Despite the significant flaw with the bill, there are many positive aspects. It authorizes a return to recent historical funding levels for NASA’s Planetary Science Division, countering a series of deep cuts to the program that began in 2013. It supports a mission to Europa in the 2020s and a high cadence of small and medium class planetary exploration missions. Restoring and reinvigorating NASA’s Planetary Science Division has been a priority for The Society over the past few years, and we were very pleased to see this included in this authorization bill and in previous, bipartisan authorization bills passed by this committee.
The bill also authorizes increases to NASA’s Astrophysics Division and provides clear policy direction for NASA to follow the scientific priorities set out by the National Research Council’s decadal surveys for all sciences. We thank the committee and the members of both parties for their consistent support in these areas.
However, the proposed cuts to NASA’s Earth Science Division prevent The Planetary Society from supporting the bill as passed by the committee. Understanding the forces acting on Earth’s environment as well as the impacts of climate change are important, and only NASA possesses the skills and expertise to build the scientific spacecraft required to conduct this research. As we know from similarly-sized Planetary Science Division reductions in 2013, cuts of this size within a short time period are inefficient and damage the overall health of the field.
As the NASA authorization bill moves through the legislative process, we urge Congress to build consensus by authorizing funding levels and policy direction that enable all sciences to successfully pursue their decadal survey recommendations.
About The Planetary Society
The Planetary Society has inspired millions of people to explore other worlds and seek other life. With the mission to empower the world's citizens to advance space science and exploration, its international membership makes the non-governmental Planetary Society the largest space interest group in the world.
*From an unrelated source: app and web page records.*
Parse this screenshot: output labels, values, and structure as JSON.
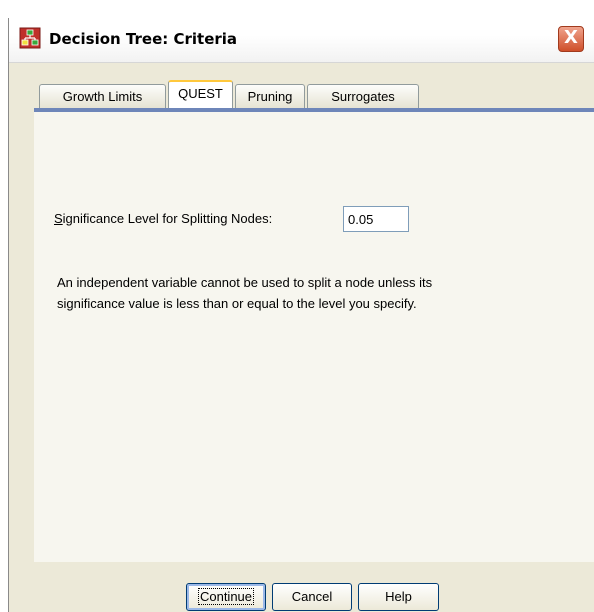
{
  "window": {
    "title": "Decision Tree: Criteria",
    "close_glyph": "X",
    "icon": "decision-tree-app-icon"
  },
  "tabs": [
    {
      "label": "Growth Limits",
      "active": false
    },
    {
      "label": "QUEST",
      "active": true
    },
    {
      "label": "Pruning",
      "active": false
    },
    {
      "label": "Surrogates",
      "active": false
    }
  ],
  "quest": {
    "significance_label_accel": "S",
    "significance_label_rest": "ignificance Level for Splitting Nodes:",
    "significance_value": "0.05",
    "info_line1": "An independent variable cannot be used to split a node unless its",
    "info_line2": "significance value is less than or equal to the level you specify."
  },
  "buttons": {
    "continue": "Continue",
    "cancel": "Cancel",
    "help": "Help"
  },
  "colors": {
    "tab_underline": "#6e86b9",
    "close_button": "#cf4f2a",
    "active_tab_accent": "#ffc83c"
  }
}
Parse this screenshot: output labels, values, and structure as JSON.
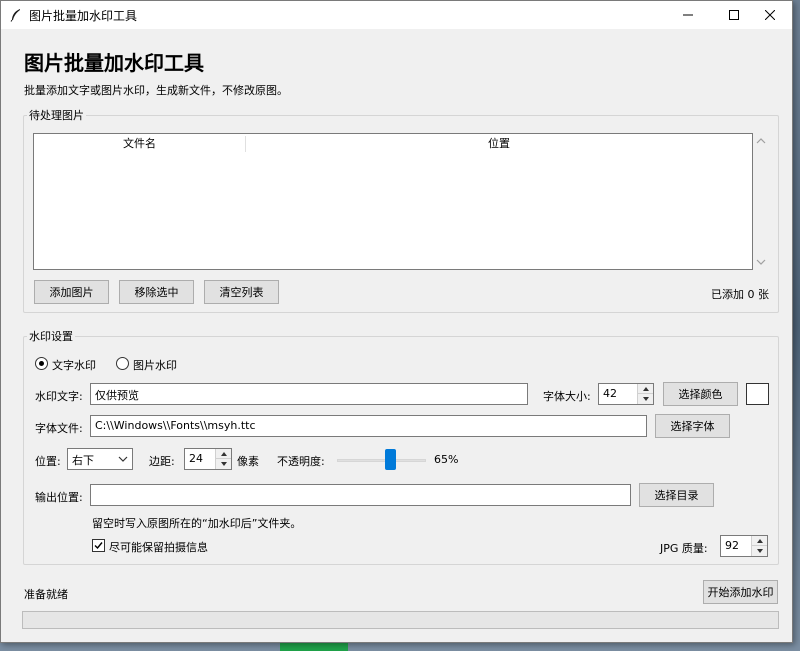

Carl Sagan, Bruce Murray and Louis Friedman founded The Planetary Society in 1980. Bill Nye, a longtime member of The Planetary Society's Board, serves as CEO.